Air monitor drone

Detecting air pollution is now 13 times more sensitive

  • inexpensive, lightweight system fits on any copter-based drone
  • powered entirely by propellers on drone, no moving parts
  • makes drone-mounted sensors 13 times more sensitive
  • enables efficient environmental sampling using drones

Licensing manager: Joe Runge, J.D., M.S. or 402-559-1181


Detecting air pollution is now 13 times more sensitive

For all that’s said and heard about drones, they mostly do one thing: take pictures. Using one of the most prevalent drone designs, a quadcopter, University of Nebraska at Omaha researchers developed a better, safer way to use drones in a new way: Monitor air quality and detect airborne particles.
The innovation uses a passive funneling system that channels the air drawn into the quadcopter’s propellers. Using commercially available sensors, with no additional moving parts, a drone can now detect airborne particles with as much as 13 times more sensitivity.
The new design is inexpensive, lightweight and designed specifically for quadcopter or other copter drones. The invention expands the commercial applications of drones beyond passive airborne observations to a more active role with efficient particle detection. Drones will become an even more essential tool especially for environmental compliance, meteorology and military applications.
To discuss licensing opportunities contact Joe Runge, J.D., M.S., at or 402-559-1181.

Additional Information

Technical details

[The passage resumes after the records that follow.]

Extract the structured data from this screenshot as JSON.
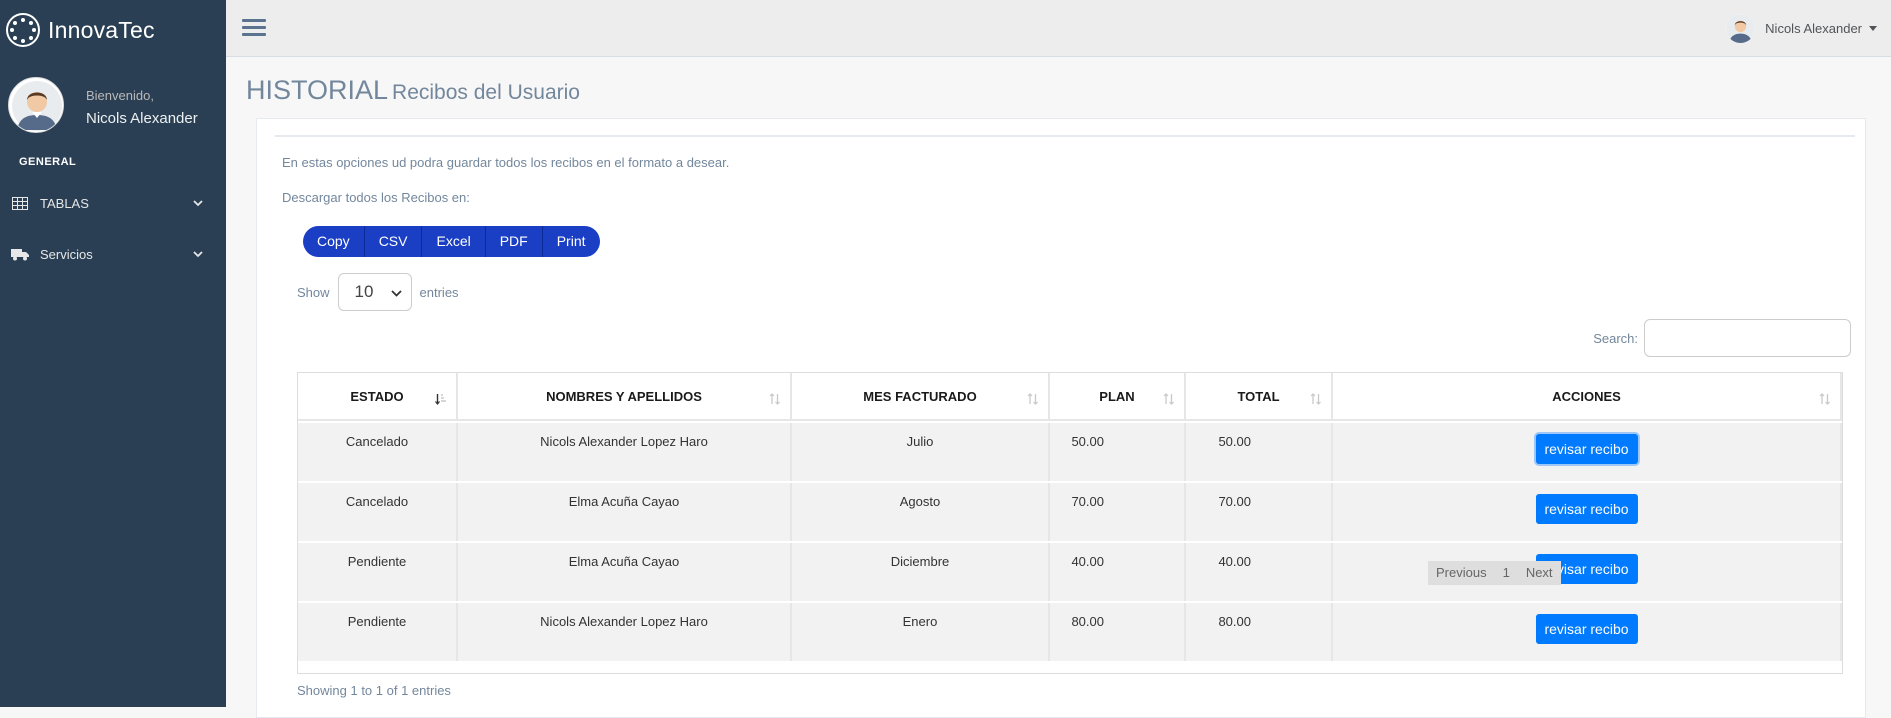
{
  "sidebar": {
    "brand": "InnovaTec",
    "welcome": "Bienvenido,",
    "username": "Nicols Alexander",
    "section_title": "GENERAL",
    "items": [
      {
        "label": "TABLAS",
        "icon": "table-icon"
      },
      {
        "label": "Servicios",
        "icon": "truck-icon"
      }
    ]
  },
  "header": {
    "user_name": "Nicols Alexander"
  },
  "page": {
    "title": "HISTORIAL",
    "subtitle": "Recibos del Usuario"
  },
  "panel": {
    "intro": "En estas opciones ud podra guardar todos los recibos en el formato a desear.",
    "download_label": "Descargar todos los Recibos en:",
    "export_buttons": [
      "Copy",
      "CSV",
      "Excel",
      "PDF",
      "Print"
    ],
    "show_label": "Show",
    "entries_value": "10",
    "entries_label": "entries",
    "search_label": "Search:",
    "search_value": ""
  },
  "table": {
    "columns": [
      "ESTADO",
      "NOMBRES Y APELLIDOS",
      "MES FACTURADO",
      "PLAN",
      "TOTAL",
      "ACCIONES"
    ],
    "rows": [
      {
        "estado": "Cancelado",
        "nombre": "Nicols Alexander Lopez Haro",
        "mes": "Julio",
        "plan": "50.00",
        "total": "50.00",
        "accion": "revisar recibo"
      },
      {
        "estado": "Cancelado",
        "nombre": "Elma Acuña Cayao",
        "mes": "Agosto",
        "plan": "70.00",
        "total": "70.00",
        "accion": "revisar recibo"
      },
      {
        "estado": "Pendiente",
        "nombre": "Elma Acuña Cayao",
        "mes": "Diciembre",
        "plan": "40.00",
        "total": "40.00",
        "accion": "revisar recibo"
      },
      {
        "estado": "Pendiente",
        "nombre": "Nicols Alexander Lopez Haro",
        "mes": "Enero",
        "plan": "80.00",
        "total": "80.00",
        "accion": "revisar recibo"
      }
    ]
  },
  "footer": {
    "info": "Showing 1 to 1 of 1 entries",
    "previous": "Previous",
    "page": "1",
    "next": "Next"
  }
}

The passive funneling system dramatically improves airborne testing on drones. The inventors outfitted a drone with an air sampling tube 2 feet long. The goal was to improve sensitivity when sampling the air through which the drone moved. The result produced a signal 13 times more powerful than without the passive funneling system.
The shorter tube shows that a drone, outfitted with the passive funneling system, will sample more air and produce a more robust signal—especially for particles with a lower concentration.